Your task
The exercise asks for every line of the data to be reproduced exactly.

Material provided
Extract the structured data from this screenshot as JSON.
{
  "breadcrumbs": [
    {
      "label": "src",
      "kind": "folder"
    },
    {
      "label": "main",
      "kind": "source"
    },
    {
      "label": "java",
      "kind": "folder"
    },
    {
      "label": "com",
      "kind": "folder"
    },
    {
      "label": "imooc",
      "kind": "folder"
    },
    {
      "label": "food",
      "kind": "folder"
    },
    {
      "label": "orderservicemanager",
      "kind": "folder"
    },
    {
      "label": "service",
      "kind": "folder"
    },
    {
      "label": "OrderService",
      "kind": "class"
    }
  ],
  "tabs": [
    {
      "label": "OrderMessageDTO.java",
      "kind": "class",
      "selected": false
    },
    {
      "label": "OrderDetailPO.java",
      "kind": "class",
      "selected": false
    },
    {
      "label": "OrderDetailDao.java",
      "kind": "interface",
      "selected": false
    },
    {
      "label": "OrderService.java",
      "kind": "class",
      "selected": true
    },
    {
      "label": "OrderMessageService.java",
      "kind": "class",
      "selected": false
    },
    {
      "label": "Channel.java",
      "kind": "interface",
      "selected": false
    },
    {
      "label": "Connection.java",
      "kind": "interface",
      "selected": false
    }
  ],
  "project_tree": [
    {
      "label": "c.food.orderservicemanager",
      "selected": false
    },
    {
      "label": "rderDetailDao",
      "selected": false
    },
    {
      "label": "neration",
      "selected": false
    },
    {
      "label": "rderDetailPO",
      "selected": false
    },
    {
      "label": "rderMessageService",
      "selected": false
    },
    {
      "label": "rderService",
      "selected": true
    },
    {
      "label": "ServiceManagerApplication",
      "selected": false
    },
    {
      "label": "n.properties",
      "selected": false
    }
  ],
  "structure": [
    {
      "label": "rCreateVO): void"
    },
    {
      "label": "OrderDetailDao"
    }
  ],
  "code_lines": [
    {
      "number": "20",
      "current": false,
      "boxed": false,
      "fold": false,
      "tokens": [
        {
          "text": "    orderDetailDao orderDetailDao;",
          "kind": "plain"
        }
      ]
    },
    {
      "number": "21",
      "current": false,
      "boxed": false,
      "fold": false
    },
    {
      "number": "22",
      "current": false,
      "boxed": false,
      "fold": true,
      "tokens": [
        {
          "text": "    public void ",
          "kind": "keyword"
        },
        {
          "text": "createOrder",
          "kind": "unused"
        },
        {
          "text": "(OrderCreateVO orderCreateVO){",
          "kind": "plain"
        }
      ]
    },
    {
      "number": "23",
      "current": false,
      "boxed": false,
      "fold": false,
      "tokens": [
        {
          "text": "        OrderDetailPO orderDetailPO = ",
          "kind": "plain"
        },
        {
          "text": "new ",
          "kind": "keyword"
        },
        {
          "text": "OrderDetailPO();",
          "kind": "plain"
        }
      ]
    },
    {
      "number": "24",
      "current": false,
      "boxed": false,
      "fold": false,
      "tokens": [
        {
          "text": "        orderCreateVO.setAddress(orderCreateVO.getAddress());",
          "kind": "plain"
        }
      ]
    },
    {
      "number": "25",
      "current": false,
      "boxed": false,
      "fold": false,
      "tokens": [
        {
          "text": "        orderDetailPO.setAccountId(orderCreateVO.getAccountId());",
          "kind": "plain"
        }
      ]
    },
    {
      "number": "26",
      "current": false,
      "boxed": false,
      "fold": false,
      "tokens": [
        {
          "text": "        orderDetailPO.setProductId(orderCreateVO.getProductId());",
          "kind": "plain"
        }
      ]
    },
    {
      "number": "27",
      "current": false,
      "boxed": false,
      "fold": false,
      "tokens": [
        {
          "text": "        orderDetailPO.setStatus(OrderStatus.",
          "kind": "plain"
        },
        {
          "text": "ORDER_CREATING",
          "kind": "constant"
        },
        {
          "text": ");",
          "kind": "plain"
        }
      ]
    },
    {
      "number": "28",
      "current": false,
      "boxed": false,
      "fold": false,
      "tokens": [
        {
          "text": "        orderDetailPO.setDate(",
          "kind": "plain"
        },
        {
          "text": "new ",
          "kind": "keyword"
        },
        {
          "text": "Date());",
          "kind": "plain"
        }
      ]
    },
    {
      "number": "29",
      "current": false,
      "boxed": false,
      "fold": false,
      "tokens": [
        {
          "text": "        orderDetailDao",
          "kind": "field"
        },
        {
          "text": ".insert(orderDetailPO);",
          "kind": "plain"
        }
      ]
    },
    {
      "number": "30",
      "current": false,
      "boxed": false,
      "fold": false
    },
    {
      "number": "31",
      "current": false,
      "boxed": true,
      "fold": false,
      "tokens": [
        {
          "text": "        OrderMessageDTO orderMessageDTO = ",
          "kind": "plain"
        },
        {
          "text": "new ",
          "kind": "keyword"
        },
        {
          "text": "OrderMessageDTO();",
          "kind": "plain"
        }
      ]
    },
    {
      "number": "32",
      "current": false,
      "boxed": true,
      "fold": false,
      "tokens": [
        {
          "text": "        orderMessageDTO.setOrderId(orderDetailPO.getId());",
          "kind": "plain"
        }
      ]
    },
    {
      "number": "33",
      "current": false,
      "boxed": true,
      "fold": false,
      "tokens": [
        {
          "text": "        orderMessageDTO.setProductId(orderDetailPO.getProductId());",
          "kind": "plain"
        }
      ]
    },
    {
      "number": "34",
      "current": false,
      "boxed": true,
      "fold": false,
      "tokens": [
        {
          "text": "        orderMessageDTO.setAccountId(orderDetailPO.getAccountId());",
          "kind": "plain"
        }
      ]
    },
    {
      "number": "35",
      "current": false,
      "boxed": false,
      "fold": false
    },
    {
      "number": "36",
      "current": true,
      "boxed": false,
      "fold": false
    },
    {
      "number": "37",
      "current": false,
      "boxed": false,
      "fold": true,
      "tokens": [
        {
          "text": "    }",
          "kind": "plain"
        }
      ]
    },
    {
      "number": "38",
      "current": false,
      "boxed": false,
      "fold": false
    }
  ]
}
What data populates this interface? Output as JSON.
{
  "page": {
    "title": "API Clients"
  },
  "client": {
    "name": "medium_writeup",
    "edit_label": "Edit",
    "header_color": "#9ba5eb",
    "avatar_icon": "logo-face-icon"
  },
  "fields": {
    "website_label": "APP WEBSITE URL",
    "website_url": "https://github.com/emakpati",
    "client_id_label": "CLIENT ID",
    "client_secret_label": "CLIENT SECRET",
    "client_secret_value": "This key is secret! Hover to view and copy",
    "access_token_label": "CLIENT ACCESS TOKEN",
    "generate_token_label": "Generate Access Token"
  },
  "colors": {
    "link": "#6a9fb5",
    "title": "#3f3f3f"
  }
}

Exercise result
Extract the structured data from this screenshot as JSON.
{
  "breadcrumbs": [
    {
      "label": "src",
      "kind": "folder"
    },
    {
      "label": "main",
      "kind": "source"
    },
    {
      "label": "java",
      "kind": "folder"
    },
    {
      "label": "com",
      "kind": "folder"
    },
    {
      "label": "imooc",
      "kind": "folder"
    },
    {
      "label": "food",
      "kind": "folder"
    },
    {
      "label": "orderservicemanager",
      "kind": "folder"
    },
    {
      "label": "service",
      "kind": "folder"
    },
    {
      "label": "OrderService",
      "kind": "class"
    }
  ],
  "tabs": [
    {
      "label": "OrderMessageDTO.java",
      "kind": "class",
      "selected": false
    },
    {
      "label": "OrderDetailPO.java",
      "kind": "class",
      "selected": false
    },
    {
      "label": "OrderDetailDao.java",
      "kind": "interface",
      "selected": false
    },
    {
      "label": "OrderService.java",
      "kind": "class",
      "selected": true
    },
    {
      "label": "OrderMessageService.java",
      "kind": "class",
      "selected": false
    },
    {
      "label": "Channel.java",
      "kind": "interface",
      "selected": false
    },
    {
      "label": "Connection.java",
      "kind": "interface",
      "selected": false
    }
  ],
  "project_tree": [
    {
      "label": "c.food.orderservicemanager",
      "selected": false
    },
    {
      "label": "rderDetailDao",
      "selected": false
    },
    {
      "label": "neration",
      "selected": false
    },
    {
      "label": "rderDetailPO",
      "selected": false
    },
    {
      "label": "rderMessageService",
      "selected": false
    },
    {
      "label": "rderService",
      "selected": true
    },
    {
      "label": "ServiceManagerApplication",
      "selected": false
    },
    {
      "label": "n.properties",
      "selected": false
    }
  ],
  "structure": [
    {
      "label": "rCreateVO): void"
    },
    {
      "label": "OrderDetailDao"
    }
  ],
  "code_lines": [
    {
      "number": "20",
      "current": false,
      "boxed": false,
      "fold": false,
      "tokens": [
        {
          "text": "    orderDetailDao orderDetailDao;",
          "kind": "plain"
        }
      ]
    },
    {
      "number": "21",
      "current": false,
      "boxed": false,
      "fold": false
    },
    {
      "number": "22",
      "current": false,
      "boxed": false,
      "fold": true,
      "tokens": [
        {
          "text": "    public void ",
          "kind": "keyword"
        },
        {
          "text": "createOrder",
          "kind": "unused"
        },
        {
          "text": "(OrderCreateVO orderCreateVO){",
          "kind": "plain"
        }
      ]
    },
    {
      "number": "23",
      "current": false,
      "boxed": false,
      "fold": false,
      "tokens": [
        {
          "text": "        OrderDetailPO orderDetailPO = ",
          "kind": "plain"
        },
        {
          "text": "new ",
          "kind": "keyword"
        },
        {
          "text": "OrderDetailPO();",
          "kind": "plain"
        }
      ]
    },
    {
      "number": "24",
      "current": false,
      "boxed": false,
      "fold": false,
      "tokens": [
        {
          "text": "        orderCreateVO.setAddress(orderCreateVO.getAddress());",
          "kind": "plain"
        }
      ]
    },
    {
      "number": "25",
      "current": false,
      "boxed": false,
      "fold": false,
      "tokens": [
        {
          "text": "        orderDetailPO.setAccountId(orderCreateVO.getAccountId());",
          "kind": "plain"
        }
      ]
    },
    {
      "number": "26",
      "current": false,
      "boxed": false,
      "fold": false,
      "tokens": [
        {
          "text": "        orderDetailPO.setProductId(orderCreateVO.getProductId());",
          "kind": "plain"
        }
      ]
    },
    {
      "number": "27",
      "current": false,
      "boxed": false,
      "fold": false,
      "tokens": [
        {
          "text": "        orderDetailPO.setStatus(OrderStatus.",
          "kind": "plain"
        },
        {
          "text": "ORDER_CREATING",
          "kind": "constant"
        },
        {
          "text": ");",
          "kind": "plain"
        }
      ]
    },
    {
      "number": "28",
      "current": false,
      "boxed": false,
      "fold": false,
      "tokens": [
        {
          "text": "        orderDetailPO.setDate(",
          "kind": "plain"
        },
        {
          "text": "new ",
          "kind": "keyword"
        },
        {
          "text": "Date());",
          "kind": "plain"
        }
      ]
    },
    {
      "number": "29",
      "current": false,
      "boxed": false,
      "fold": false,
      "tokens": [
        {
          "text": "        orderDetailDao",
          "kind": "field"
        },
        {
          "text": ".insert(orderDetailPO);",
          "kind": "plain"
        }
      ]
    },
    {
      "number": "30",
      "current": false,
      "boxed": false,
      "fold": false
    },
    {
      "number": "31",
      "current": false,
      "boxed": true,
      "fold": false,
      "tokens": [
        {
          "text": "        OrderMessageDTO orderMessageDTO = ",
          "kind": "plain"
        },
        {
          "text": "new ",
          "kind": "keyword"
        },
        {
          "text": "OrderMessageDTO();",
          "kind": "plain"
        }
      ]
    },
    {
      "number": "32",
      "current": false,
      "boxed": true,
      "fold": false,
      "tokens": [
        {
          "text": "        orderMessageDTO.setOrderId(orderDetailPO.getId());",
          "kind": "plain"
        }
      ]
    },
    {
      "number": "33",
      "current": false,
      "boxed": true,
      "fold": false,
      "tokens": [
        {
          "text": "        orderMessageDTO.setProductId(orderDetailPO.getProductId());",
          "kind": "plain"
        }
      ]
    },
    {
      "number": "34",
      "current": false,
      "boxed": true,
      "fold": false,
      "tokens": [
        {
          "text": "        orderMessageDTO.setAccountId(orderDetailPO.getAccountId());",
          "kind": "plain"
        }
      ]
    },
    {
      "number": "35",
      "current": false,
      "boxed": false,
      "fold": false
    },
    {
      "number": "36",
      "current": true,
      "boxed": false,
      "fold": false
    },
    {
      "number": "37",
      "current": false,
      "boxed": false,
      "fold": true,
      "tokens": [
        {
          "text": "    }",
          "kind": "plain"
        }
      ]
    },
    {
      "number": "38",
      "current": false,
      "boxed": false,
      "fold": false
    }
  ]
}
What data populates this interface? Output as JSON.
{
  "page": {
    "title": "API Clients"
  },
  "client": {
    "name": "medium_writeup",
    "edit_label": "Edit",
    "header_color": "#9ba5eb",
    "avatar_icon": "logo-face-icon"
  },
  "fields": {
    "website_label": "APP WEBSITE URL",
    "website_url": "https://github.com/emakpati",
    "client_id_label": "CLIENT ID",
    "client_secret_label": "CLIENT SECRET",
    "client_secret_value": "This key is secret! Hover to view and copy",
    "access_token_label": "CLIENT ACCESS TOKEN",
    "generate_token_label": "Generate Access Token"
  },
  "colors": {
    "link": "#6a9fb5",
    "title": "#3f3f3f"
  }
}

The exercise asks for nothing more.